Welcome to the Labor Day edition of the Carnival of Taxes. Since this holiday honors the efforts of those making a living, and complying with tax law is a job unto itself, it seems fitting that many of our submissions make that work-tax connection quite nicely.
So let's quit lazing around and get right to the job at hand.
We start this edition with a new contributor, Sheila Livingston, a CPA and blogger at Get Sheila!, who has some words of advice -- or warning -- for clients about their unrealistic ideas about the job of a tax preparer. Apparently, some of these folks think that CPA stands for "Careless Paperwork is Acceptable." Uh uh.
Sheila's entertaining yet unyielding open letter lays down the law, complete with her fees for ill-prepared taxpayers who think accountants are miracle workers. My favorite: the storage fee "for all the crap you sent me that was completely unrelated to your tax returns."
Some equally stringent CPAs should have looked over the expenses claimed by some, shall we say, creative taxpayers. Russ Fox at Taxable Talk relates how these businessmen, two dentists and a jeweler, are now paying the price.
Those guys conducted their businesses in standard offices, but some workers have legitimate tax trouble with the deduction for a home office. It's not an easy calculation, notes CPA Gina Gwozdz at Gina's Tax Blog, and is best left up to a tax professional. Then, being the consummate tax pro, Gina details the requirements for us in her very thorough post, "Is the home office deduction worth it?"
Whether you work from home or in a downtown office, the result is the same: You end up paying taxes on your income. Spencer Hill at Hill's Personal Finances offers us some hope via Tax Freedom Day. That's the day that you've worked long enough to meet your federal, state and local tax burdens so that the rest of your year's earnings are yours. To make the most of your money and help cut into the tax collector's portion, Spencer offers some ways to maximize your tax-planning strategies.
If your job, even a part-time one to supplement in-office income, is selling items online, then you want to check out Your Money Matters, where CPA Brian Brown alerts us to the tax implications of eBay transactions.
Have you been putting away some money so you can eventually retire from your job? Then William Perez's discussion at About: Taxes on the new Pension Protection Act is must reading.
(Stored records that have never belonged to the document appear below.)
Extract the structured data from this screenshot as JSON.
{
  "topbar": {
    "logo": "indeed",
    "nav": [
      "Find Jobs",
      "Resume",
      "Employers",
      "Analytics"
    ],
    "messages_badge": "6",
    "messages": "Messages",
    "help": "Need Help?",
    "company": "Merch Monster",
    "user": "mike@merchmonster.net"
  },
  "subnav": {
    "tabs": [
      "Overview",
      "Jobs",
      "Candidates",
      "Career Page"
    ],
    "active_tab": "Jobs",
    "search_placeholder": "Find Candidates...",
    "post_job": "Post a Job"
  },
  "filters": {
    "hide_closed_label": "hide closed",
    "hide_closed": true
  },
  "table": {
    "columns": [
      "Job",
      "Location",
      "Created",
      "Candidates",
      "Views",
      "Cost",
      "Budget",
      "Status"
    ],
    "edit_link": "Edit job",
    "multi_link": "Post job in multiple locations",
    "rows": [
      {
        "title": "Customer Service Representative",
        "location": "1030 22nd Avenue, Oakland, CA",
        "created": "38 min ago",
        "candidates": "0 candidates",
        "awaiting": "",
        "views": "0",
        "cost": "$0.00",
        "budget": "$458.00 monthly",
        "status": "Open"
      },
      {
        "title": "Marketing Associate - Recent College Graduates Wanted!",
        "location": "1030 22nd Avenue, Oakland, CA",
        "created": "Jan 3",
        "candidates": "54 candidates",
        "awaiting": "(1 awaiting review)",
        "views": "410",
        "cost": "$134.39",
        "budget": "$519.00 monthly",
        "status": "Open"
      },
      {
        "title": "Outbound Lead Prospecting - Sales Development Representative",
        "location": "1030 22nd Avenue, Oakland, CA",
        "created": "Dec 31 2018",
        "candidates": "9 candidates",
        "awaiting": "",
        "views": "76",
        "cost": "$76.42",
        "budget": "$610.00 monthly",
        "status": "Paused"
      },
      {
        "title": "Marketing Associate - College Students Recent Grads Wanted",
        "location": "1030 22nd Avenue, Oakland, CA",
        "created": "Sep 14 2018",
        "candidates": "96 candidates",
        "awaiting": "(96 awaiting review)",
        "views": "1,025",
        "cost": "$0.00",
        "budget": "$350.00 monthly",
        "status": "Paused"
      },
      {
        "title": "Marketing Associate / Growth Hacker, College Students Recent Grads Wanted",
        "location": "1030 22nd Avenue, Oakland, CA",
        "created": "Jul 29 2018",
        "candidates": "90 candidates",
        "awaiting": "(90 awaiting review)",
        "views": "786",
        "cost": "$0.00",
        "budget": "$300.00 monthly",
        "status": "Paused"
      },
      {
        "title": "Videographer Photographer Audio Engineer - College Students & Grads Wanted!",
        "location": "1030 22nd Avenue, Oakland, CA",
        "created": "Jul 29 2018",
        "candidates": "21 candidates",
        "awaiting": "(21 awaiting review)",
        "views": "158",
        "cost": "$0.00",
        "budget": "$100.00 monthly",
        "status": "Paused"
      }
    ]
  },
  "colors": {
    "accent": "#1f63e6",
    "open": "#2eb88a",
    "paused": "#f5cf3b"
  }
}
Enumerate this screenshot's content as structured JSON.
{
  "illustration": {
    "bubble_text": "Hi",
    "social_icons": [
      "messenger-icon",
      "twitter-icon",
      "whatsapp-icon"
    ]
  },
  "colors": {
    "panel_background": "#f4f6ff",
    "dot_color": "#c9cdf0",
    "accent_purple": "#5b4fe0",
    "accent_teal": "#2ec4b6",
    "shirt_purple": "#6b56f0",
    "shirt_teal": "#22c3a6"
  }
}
William also notes that for those whose profession is also a calling, i.e., the clergy, the tax laws offer some unique challenges and opportunities, detailed in this article from the tax publisher CCH.
The churches that employ those tax-planning preachers could be beneficiaries of the goodwill of charitable taxpayers. But it's now going to be harder for donors to claim the tax benefit of gifts of clothing and household goods, notes Mighty Bargain Hunter in this item that looks at the new rules on writing off such contributions.
Giving is an act of conscience. But what if your conscience tells you to hew to the civil disobedience path advocated by Henry David Thoreau? Such a choice, notes Brandon Peele at Generative Transformation, sometimes means refusing to pay taxes to a government or its actions you don't support. It's something we've all thought about, the chance to opt out entirely or direct our IRS money only to specific programs. Read more in Brandon's review of Thoreau's essay.
We might not be so upset about how lawmakers spend our tax money if we could only get some clear answers about the process and projects. That's the goal of some Senators, notes video blogger zefrank, but it was waylaid by a single dissenting colleague. who wanted to remain anonymous. Thankfully, the open-government opponent wasn't able to keep himself hidden.
I'll let zefrank tell the sordid tale in his the show with zefrank video below. Trust me, after the toddler spins around, zefrank gets to the story. Just click the arrow at the bottom left of the screen below and keep watching.
Some of our tax money goes to build and maintain prisons. Nina at Queer¢ents reports that an inmate in a Massachusetts facility is fighting for the state to pay for his sex-reassignment surgery, a cost that could be as much as $20,000. You can bet that this debate is about much more than tax dollars and will continue raging regardless of the decision the presiding federal judge ultimately hands down.
Another federal judge's ruling, this time in Washington, D.C., already has tax watchers and employment law experts buzzing. Paul M. Secunda at the Workplace Prof Blog notes that the decision last month that emotional distress damages were unconstitutionally taxed could have wider labor and tax law ramifications.
I don't know about you, but sometimes working does cause me extreme distress. But that's not exactly what the judge was looking at, so I've still got to pay Uncle Sam his part of my income, regardless of the emotional state in which it leaves me!
Thank goodness for breaks like this Labor Day holiday and the bit of relief they provide. And on that note, I'm off to take the rest of the day off.
Here's hoping you, too, enjoy the rest of your break from work. Thanks to all who contributed to the 4th Carnival of Taxes and to all who read it. We'll be back in early October (find the exact date and submission guidelines here), with cooler temperatures (I hope!) and definitely with more good tax carnival items.